call to getSerializedUID() after the thread#2 finishied the call, repectively:
....you should use locking using Lock objects.
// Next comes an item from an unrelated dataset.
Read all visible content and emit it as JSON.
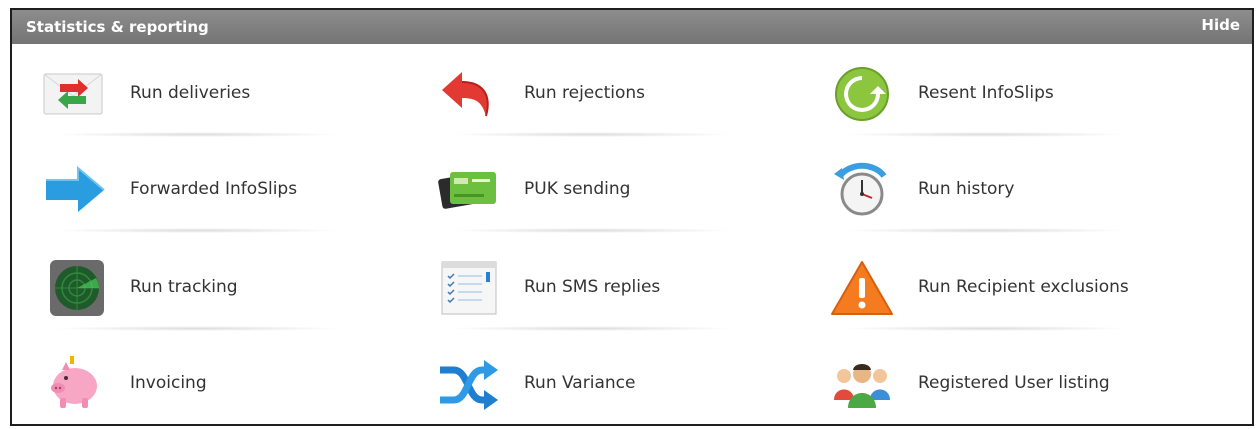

This way you can synchronize
thread#1 and #2 without sleeping, and being absolutely sure how the threads
> I think especially the mixture of tests succeeding as well as the debug
> output shown, are particularly peculiar, as sometimes without sleeping
> it seems like libkolabxml is indicating it is using the same(?)
> thread-local(?) storage?
Not in my test, because there the threads run in parallel and take some time
(due to the for loop). In your test that can happen because it's possible that
one thread finishes before the other even started, so python probably reuses
> > It's also not quite clear what you want to test with this test,
> I've grown to become suspicious of things I do not completely
> understand, if you will ;-)
> To phrase it differently, my gut feeling says something is wrong, or
> not quite right yet, or any variety of either - my gut feeling doesn't
> speak Dutch or English, it's hard to understand the insensible grunts.
Sure, I don't think the problem lies in libkolabxml though ;-)
> Kind regards,
> Jeroen van Meeuwen
-------------- next part --------------
A non-text attachment was scrubbed...
Name: not available
Size: 198 bytes
Desc: This is a digitally signed message part.
Url : http://www.intevation.de/pipermail/kolab-devel/attachments/20120301/9bb60109/attachment-0001.bin
More information about the Kolab-devel